[[ Records shown, beginning ]]

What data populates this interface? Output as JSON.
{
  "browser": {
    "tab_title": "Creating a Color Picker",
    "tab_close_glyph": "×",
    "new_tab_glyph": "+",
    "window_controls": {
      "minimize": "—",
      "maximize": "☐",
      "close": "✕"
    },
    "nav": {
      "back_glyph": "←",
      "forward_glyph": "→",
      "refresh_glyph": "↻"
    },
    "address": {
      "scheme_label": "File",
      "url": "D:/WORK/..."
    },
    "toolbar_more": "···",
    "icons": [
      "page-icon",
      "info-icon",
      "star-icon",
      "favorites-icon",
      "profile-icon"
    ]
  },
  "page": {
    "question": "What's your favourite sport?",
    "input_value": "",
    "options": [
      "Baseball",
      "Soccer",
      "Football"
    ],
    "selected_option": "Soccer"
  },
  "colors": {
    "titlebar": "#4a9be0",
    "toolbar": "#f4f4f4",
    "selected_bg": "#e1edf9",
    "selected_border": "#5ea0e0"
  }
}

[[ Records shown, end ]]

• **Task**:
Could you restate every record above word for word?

• **Result for this task**:
What data populates this interface? Output as JSON.
{
  "browser": {
    "tab_title": "Creating a Color Picker",
    "tab_close_glyph": "×",
    "new_tab_glyph": "+",
    "window_controls": {
      "minimize": "—",
      "maximize": "☐",
      "close": "✕"
    },
    "nav": {
      "back_glyph": "←",
      "forward_glyph": "→",
      "refresh_glyph": "↻"
    },
    "address": {
      "scheme_label": "File",
      "url": "D:/WORK/..."
    },
    "toolbar_more": "···",
    "icons": [
      "page-icon",
      "info-icon",
      "star-icon",
      "favorites-icon",
      "profile-icon"
    ]
  },
  "page": {
    "question": "What's your favourite sport?",
    "input_value": "",
    "options": [
      "Baseball",
      "Soccer",
      "Football"
    ],
    "selected_option": "Soccer"
  },
  "colors": {
    "titlebar": "#4a9be0",
    "toolbar": "#f4f4f4",
    "selected_bg": "#e1edf9",
    "selected_border": "#5ea0e0"
  }
}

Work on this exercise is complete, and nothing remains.